Short Messages eliminated love letters, generated a new language and instigated revolutions. At present, the SMS news alerts have become the most convenient and concise news source with an affordable price tag. At a time when the country’s media freedom is pushed against a wall, Short Message Services (SMS) were the only messengers that could fly freely above the heads of the regime: However, not anymore…
Today, the mobile news alert service was placed along with the other wing-clipped information sources operating in the country due to the latest move by the government in a possible attempt to suppress further the already oppressed media.
With the announcement by the Director-general of the Media Centre for National Security (MCNS), Lakshman Hulugalle that all news agencies should obtain the approval of MCNS before issuing any news alert on security and defence forces, he, deliberately or otherwise, tries to drag the country back to a time where censorship was justified in the name of national security.
In the recent darker days, war was the readymade excuse, repeatedly used to keep people in the dark, from whom numbers of casualties and the magnitude of the damages were conveniently kept hidden. Those were the days when every war news article, defence column, informative graphic and illustration was sent for approval before publication.
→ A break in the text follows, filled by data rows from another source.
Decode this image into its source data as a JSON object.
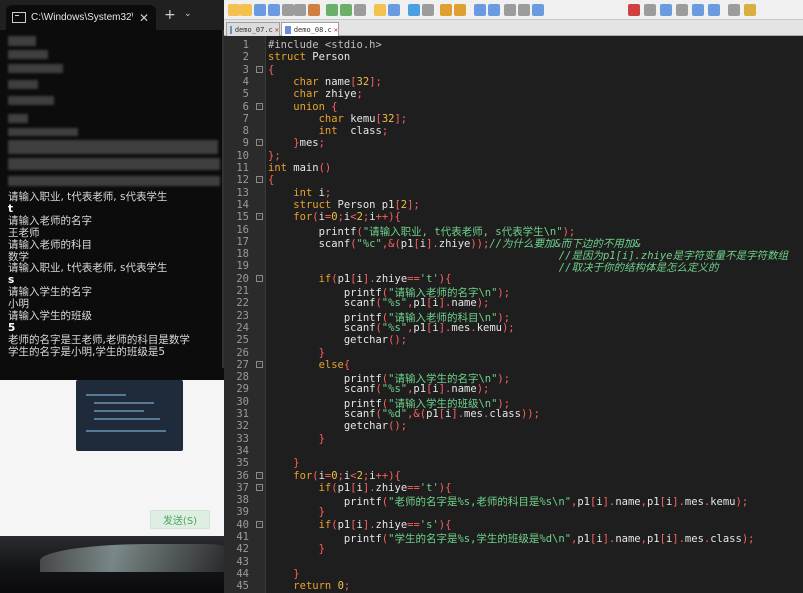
{
  "cmd": {
    "tab_title": "C:\\Windows\\System32\\cmd.exe",
    "close_glyph": "✕",
    "newtab_glyph": "+",
    "dropdown_glyph": "⌄",
    "output_lines": [
      {
        "text": "请输入职业, t代表老师, s代表学生",
        "bold": false
      },
      {
        "text": "t",
        "bold": true
      },
      {
        "text": "请输入老师的名字",
        "bold": false
      },
      {
        "text": "王老师",
        "bold": false
      },
      {
        "text": "请输入老师的科目",
        "bold": false
      },
      {
        "text": "数学",
        "bold": false
      },
      {
        "text": "请输入职业, t代表老师, s代表学生",
        "bold": false
      },
      {
        "text": "s",
        "bold": true
      },
      {
        "text": "请输入学生的名字",
        "bold": false
      },
      {
        "text": "小明",
        "bold": false
      },
      {
        "text": "请输入学生的班级",
        "bold": false
      },
      {
        "text": "5",
        "bold": true
      },
      {
        "text": "老师的名字是王老师,老师的科目是数学",
        "bold": false
      },
      {
        "text": "学生的名字是小明,学生的班级是5",
        "bold": false
      }
    ]
  },
  "background_app": {
    "send_button": "发送(S)"
  },
  "editor": {
    "tabs": [
      {
        "label": "demo_07.c",
        "active": false
      },
      {
        "label": "demo_08.c",
        "active": true
      }
    ],
    "lines": [
      [
        [
          "pp",
          "#include <stdio.h>"
        ]
      ],
      [
        [
          "kw",
          "struct"
        ],
        [
          "id",
          " Person"
        ]
      ],
      [
        [
          "op",
          "{"
        ]
      ],
      [
        [
          "id",
          "    "
        ],
        [
          "ty",
          "char"
        ],
        [
          "id",
          " name"
        ],
        [
          "op",
          "["
        ],
        [
          "nm",
          "32"
        ],
        [
          "op",
          "];"
        ]
      ],
      [
        [
          "id",
          "    "
        ],
        [
          "ty",
          "char"
        ],
        [
          "id",
          " zhiye"
        ],
        [
          "op",
          ";"
        ]
      ],
      [
        [
          "id",
          "    "
        ],
        [
          "kw",
          "union"
        ],
        [
          "id",
          " "
        ],
        [
          "op",
          "{"
        ]
      ],
      [
        [
          "id",
          "        "
        ],
        [
          "ty",
          "char"
        ],
        [
          "id",
          " kemu"
        ],
        [
          "op",
          "["
        ],
        [
          "nm",
          "32"
        ],
        [
          "op",
          "];"
        ]
      ],
      [
        [
          "id",
          "        "
        ],
        [
          "ty",
          "int"
        ],
        [
          "id",
          "  class"
        ],
        [
          "op",
          ";"
        ]
      ],
      [
        [
          "id",
          "    "
        ],
        [
          "op",
          "}"
        ],
        [
          "id",
          "mes"
        ],
        [
          "op",
          ";"
        ]
      ],
      [
        [
          "op",
          "};"
        ]
      ],
      [
        [
          "ty",
          "int"
        ],
        [
          "id",
          " main"
        ],
        [
          "op",
          "()"
        ]
      ],
      [
        [
          "op",
          "{"
        ]
      ],
      [
        [
          "id",
          "    "
        ],
        [
          "ty",
          "int"
        ],
        [
          "id",
          " i"
        ],
        [
          "op",
          ";"
        ]
      ],
      [
        [
          "id",
          "    "
        ],
        [
          "kw",
          "struct"
        ],
        [
          "id",
          " Person p1"
        ],
        [
          "op",
          "["
        ],
        [
          "nm",
          "2"
        ],
        [
          "op",
          "];"
        ]
      ],
      [
        [
          "id",
          "    "
        ],
        [
          "kw",
          "for"
        ],
        [
          "op",
          "("
        ],
        [
          "id",
          "i"
        ],
        [
          "op",
          "="
        ],
        [
          "nm",
          "0"
        ],
        [
          "op",
          ";"
        ],
        [
          "id",
          "i"
        ],
        [
          "op",
          "<"
        ],
        [
          "nm",
          "2"
        ],
        [
          "op",
          ";"
        ],
        [
          "id",
          "i"
        ],
        [
          "op",
          "++){"
        ]
      ],
      [
        [
          "id",
          "        printf"
        ],
        [
          "op",
          "("
        ],
        [
          "st",
          "\"请输入职业, t代表老师, s代表学生\\n\""
        ],
        [
          "op",
          ");"
        ]
      ],
      [
        [
          "id",
          "        scanf"
        ],
        [
          "op",
          "("
        ],
        [
          "st",
          "\"%c\""
        ],
        [
          "op",
          ",&("
        ],
        [
          "id",
          "p1"
        ],
        [
          "op",
          "["
        ],
        [
          "id",
          "i"
        ],
        [
          "op",
          "]."
        ],
        [
          "id",
          "zhiye"
        ],
        [
          "op",
          "));"
        ],
        [
          "cm",
          "//为什么要加&而下边的不用加&"
        ]
      ],
      [
        [
          "id",
          "                                              "
        ],
        [
          "cm",
          "//是因为p1[i].zhiye是字符变量不是字符数组"
        ]
      ],
      [
        [
          "id",
          "                                              "
        ],
        [
          "cm",
          "//取决于你的结构体是怎么定义的"
        ]
      ],
      [
        [
          "id",
          "        "
        ],
        [
          "kw",
          "if"
        ],
        [
          "op",
          "("
        ],
        [
          "id",
          "p1"
        ],
        [
          "op",
          "["
        ],
        [
          "id",
          "i"
        ],
        [
          "op",
          "]."
        ],
        [
          "id",
          "zhiye"
        ],
        [
          "op",
          "=="
        ],
        [
          "st",
          "'t'"
        ],
        [
          "op",
          "){"
        ]
      ],
      [
        [
          "id",
          "            printf"
        ],
        [
          "op",
          "("
        ],
        [
          "st",
          "\"请输入老师的名字\\n\""
        ],
        [
          "op",
          ");"
        ]
      ],
      [
        [
          "id",
          "            scanf"
        ],
        [
          "op",
          "("
        ],
        [
          "st",
          "\"%s\""
        ],
        [
          "op",
          ","
        ],
        [
          "id",
          "p1"
        ],
        [
          "op",
          "["
        ],
        [
          "id",
          "i"
        ],
        [
          "op",
          "]."
        ],
        [
          "id",
          "name"
        ],
        [
          "op",
          ");"
        ]
      ],
      [
        [
          "id",
          "            printf"
        ],
        [
          "op",
          "("
        ],
        [
          "st",
          "\"请输入老师的科目\\n\""
        ],
        [
          "op",
          ");"
        ]
      ],
      [
        [
          "id",
          "            scanf"
        ],
        [
          "op",
          "("
        ],
        [
          "st",
          "\"%s\""
        ],
        [
          "op",
          ","
        ],
        [
          "id",
          "p1"
        ],
        [
          "op",
          "["
        ],
        [
          "id",
          "i"
        ],
        [
          "op",
          "]."
        ],
        [
          "id",
          "mes"
        ],
        [
          "op",
          "."
        ],
        [
          "id",
          "kemu"
        ],
        [
          "op",
          ");"
        ]
      ],
      [
        [
          "id",
          "            getchar"
        ],
        [
          "op",
          "();"
        ]
      ],
      [
        [
          "id",
          "        "
        ],
        [
          "op",
          "}"
        ]
      ],
      [
        [
          "id",
          "        "
        ],
        [
          "kw",
          "else"
        ],
        [
          "op",
          "{"
        ]
      ],
      [
        [
          "id",
          "            printf"
        ],
        [
          "op",
          "("
        ],
        [
          "st",
          "\"请输入学生的名字\\n\""
        ],
        [
          "op",
          ");"
        ]
      ],
      [
        [
          "id",
          "            scanf"
        ],
        [
          "op",
          "("
        ],
        [
          "st",
          "\"%s\""
        ],
        [
          "op",
          ","
        ],
        [
          "id",
          "p1"
        ],
        [
          "op",
          "["
        ],
        [
          "id",
          "i"
        ],
        [
          "op",
          "]."
        ],
        [
          "id",
          "name"
        ],
        [
          "op",
          ");"
        ]
      ],
      [
        [
          "id",
          "            printf"
        ],
        [
          "op",
          "("
        ],
        [
          "st",
          "\"请输入学生的班级\\n\""
        ],
        [
          "op",
          ");"
        ]
      ],
      [
        [
          "id",
          "            scanf"
        ],
        [
          "op",
          "("
        ],
        [
          "st",
          "\"%d\""
        ],
        [
          "op",
          ",&("
        ],
        [
          "id",
          "p1"
        ],
        [
          "op",
          "["
        ],
        [
          "id",
          "i"
        ],
        [
          "op",
          "]."
        ],
        [
          "id",
          "mes"
        ],
        [
          "op",
          "."
        ],
        [
          "id",
          "class"
        ],
        [
          "op",
          "));"
        ]
      ],
      [
        [
          "id",
          "            getchar"
        ],
        [
          "op",
          "();"
        ]
      ],
      [
        [
          "id",
          "        "
        ],
        [
          "op",
          "}"
        ]
      ],
      [
        [
          "id",
          ""
        ]
      ],
      [
        [
          "id",
          "    "
        ],
        [
          "op",
          "}"
        ]
      ],
      [
        [
          "id",
          "    "
        ],
        [
          "kw",
          "for"
        ],
        [
          "op",
          "("
        ],
        [
          "id",
          "i"
        ],
        [
          "op",
          "="
        ],
        [
          "nm",
          "0"
        ],
        [
          "op",
          ";"
        ],
        [
          "id",
          "i"
        ],
        [
          "op",
          "<"
        ],
        [
          "nm",
          "2"
        ],
        [
          "op",
          ";"
        ],
        [
          "id",
          "i"
        ],
        [
          "op",
          "++){"
        ]
      ],
      [
        [
          "id",
          "        "
        ],
        [
          "kw",
          "if"
        ],
        [
          "op",
          "("
        ],
        [
          "id",
          "p1"
        ],
        [
          "op",
          "["
        ],
        [
          "id",
          "i"
        ],
        [
          "op",
          "]."
        ],
        [
          "id",
          "zhiye"
        ],
        [
          "op",
          "=="
        ],
        [
          "st",
          "'t'"
        ],
        [
          "op",
          "){"
        ]
      ],
      [
        [
          "id",
          "            printf"
        ],
        [
          "op",
          "("
        ],
        [
          "st",
          "\"老师的名字是%s,老师的科目是%s\\n\""
        ],
        [
          "op",
          ","
        ],
        [
          "id",
          "p1"
        ],
        [
          "op",
          "["
        ],
        [
          "id",
          "i"
        ],
        [
          "op",
          "]."
        ],
        [
          "id",
          "name"
        ],
        [
          "op",
          ","
        ],
        [
          "id",
          "p1"
        ],
        [
          "op",
          "["
        ],
        [
          "id",
          "i"
        ],
        [
          "op",
          "]."
        ],
        [
          "id",
          "mes"
        ],
        [
          "op",
          "."
        ],
        [
          "id",
          "kemu"
        ],
        [
          "op",
          ");"
        ]
      ],
      [
        [
          "id",
          "        "
        ],
        [
          "op",
          "}"
        ]
      ],
      [
        [
          "id",
          "        "
        ],
        [
          "kw",
          "if"
        ],
        [
          "op",
          "("
        ],
        [
          "id",
          "p1"
        ],
        [
          "op",
          "["
        ],
        [
          "id",
          "i"
        ],
        [
          "op",
          "]."
        ],
        [
          "id",
          "zhiye"
        ],
        [
          "op",
          "=="
        ],
        [
          "st",
          "'s'"
        ],
        [
          "op",
          "){"
        ]
      ],
      [
        [
          "id",
          "            printf"
        ],
        [
          "op",
          "("
        ],
        [
          "st",
          "\"学生的名字是%s,学生的班级是%d\\n\""
        ],
        [
          "op",
          ","
        ],
        [
          "id",
          "p1"
        ],
        [
          "op",
          "["
        ],
        [
          "id",
          "i"
        ],
        [
          "op",
          "]."
        ],
        [
          "id",
          "name"
        ],
        [
          "op",
          ","
        ],
        [
          "id",
          "p1"
        ],
        [
          "op",
          "["
        ],
        [
          "id",
          "i"
        ],
        [
          "op",
          "]."
        ],
        [
          "id",
          "mes"
        ],
        [
          "op",
          "."
        ],
        [
          "id",
          "class"
        ],
        [
          "op",
          ");"
        ]
      ],
      [
        [
          "id",
          "        "
        ],
        [
          "op",
          "}"
        ]
      ],
      [
        [
          "id",
          ""
        ]
      ],
      [
        [
          "id",
          "    "
        ],
        [
          "op",
          "}"
        ]
      ],
      [
        [
          "id",
          "    "
        ],
        [
          "kw",
          "return"
        ],
        [
          "id",
          " "
        ],
        [
          "nm",
          "0"
        ],
        [
          "op",
          ";"
        ]
      ]
    ],
    "line_numbers": [
      "1",
      "2",
      "3",
      "4",
      "5",
      "6",
      "7",
      "8",
      "9",
      "10",
      "11",
      "12",
      "13",
      "14",
      "15",
      "16",
      "17",
      "18",
      "19",
      "20",
      "21",
      "22",
      "23",
      "24",
      "25",
      "26",
      "27",
      "28",
      "29",
      "30",
      "31",
      "32",
      "33",
      "34",
      "35",
      "36",
      "37",
      "38",
      "39",
      "40",
      "41",
      "42",
      "43",
      "44",
      "45"
    ],
    "fold_markers": {
      "3": "-",
      "6": "-",
      "9": "-",
      "12": "-",
      "15": "-",
      "20": "-",
      "27": "-",
      "36": "-",
      "37": "-",
      "40": "-"
    }
  }
}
Yet, the country’s free media fraternity thought it was a momentary obstruction; a boundary which would vanish with the end of terrorism. However, their common aspiration has evolved from a wish to wishful thinking. Thanks to Mr. Hulugalle and the institution headed by him, country’s free media, in the third year after concluding the war, has come under a newly imposed military news censorship; the objectives of which are beyond the comprehension of those in the fraternity as well as the public. Was this a move to make known the existence of the MCNS or a reminder to the independent media institutions and journalists that, for them, freedom is yet to come?
What Mr. Hulugalle has not understood perhaps is that a news alert is an instant message, which has the tendency to go stale by the time it completes the recommended circle. Such message cannot be an ‘alert’ anymore.
True enough, with the advancement of mobile phone technology and the emergence of social media, states around the world find it difficult to keep tabs on civilian activities and the sentiments that are expressed among communities. It may be true that such technological advancements were instrumental in fanning the flames of the recent revolutions that toppled a few governments. Hence, was monitoring SMS’, an action originated from fear of such an upheaval against the government that is growing unpopular in the eyes of the public? And what is next in the government’s ‘grey’-list –Google +, Facebook or Twitter?
Media, with each attempt to throttle its voice, has risen stronger and made its voice heard louder and clearer. For a fraternity such as that, a move of this nature would not be a new heartbreak. Yet, it is the people’s ultimate right to information that is violated; a provision, though made clear in the constitution, has been often belittled and trampled by the powers that be. Yet, such hindrances should be promptly uprooted for the comfort of a citizenry who deserve to enjoy fully their freedoms in a post war territory; for their sacrifices during the hard times cannot be compensated with anything less worthwhile.
Source: Daily Mirror - Sri Lanka